His brother, Franklin R. Kuhns, born 23 June 1913, first enlisted 4 September 1940 and served in the U.S. Army, # 13006010, from 7 December 1941 to 16 September 1945 (overseas 13 January 1943 to 17 June 1945). He died .

STUMPF, NICHOLAS, Second Lieutenant # 0-696525, USAAF


Nicholas Stumpf was born on 23 November 1919 in Philadelphia, Pennsylvania, to Michael (Milhaly) John (Janos) Stumpf (1892-1973) (Hungary) and Anna (Wingel) Stumpf (1896-1977) (Hungay). Sblings included Michael John Stumpf Jr. (1916-2002). Living with them in 1920 were his maternal grandmother Barbara Ursula (Ludwig) Wingel (1866-1941) (Hungary), his maternal great grandmother, Catherine (Mougol) Gaul (1847-1937), and John J. Stumpf (1901-1970) (Hungary).

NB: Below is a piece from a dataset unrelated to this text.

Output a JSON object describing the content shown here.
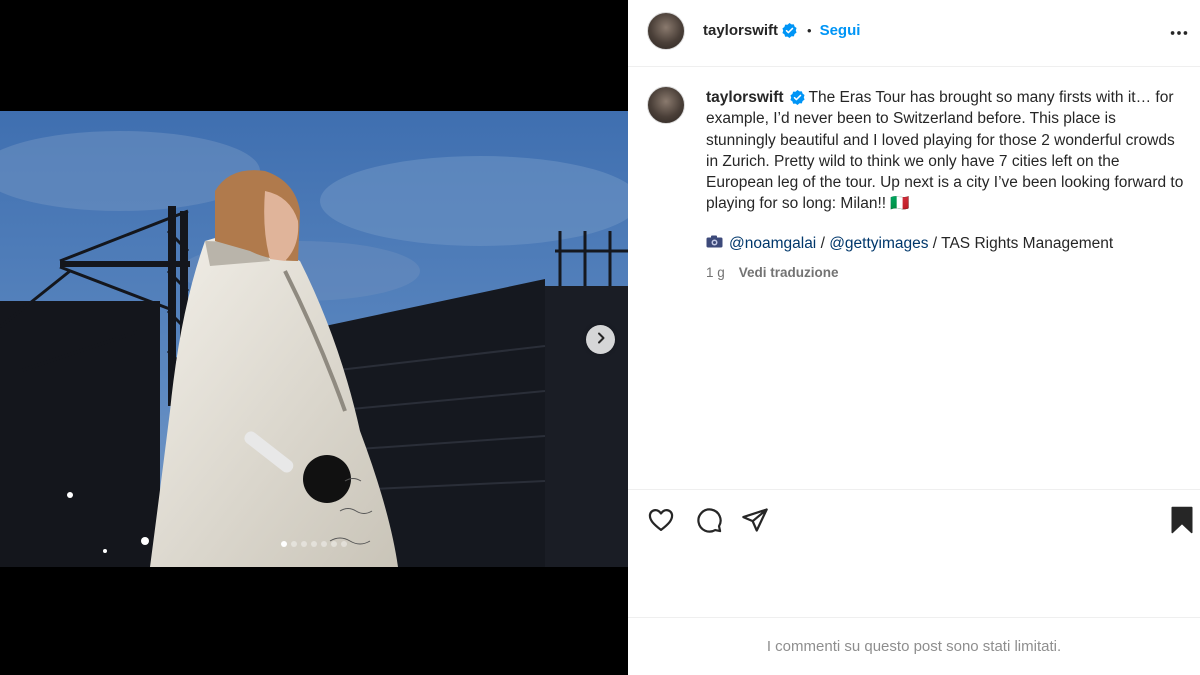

He registered for the WW II draft on 1 July 1941, resided at 4124 N. Reese St., Philadelphia, Pennsylvania, employed by Wolf Brothers as a mechanic’s apprentice, and described himself as 5’6”, 160 lbs, with brown hair and blue eyes. He enlisted in the USAAF on 31 July 1941 in Philadelphia, Pennsylvania. He completed instruction as a bombardier through advanced schools on the B-24. He earned his commission and wings. He was sent overseas to India on 16 April 1944.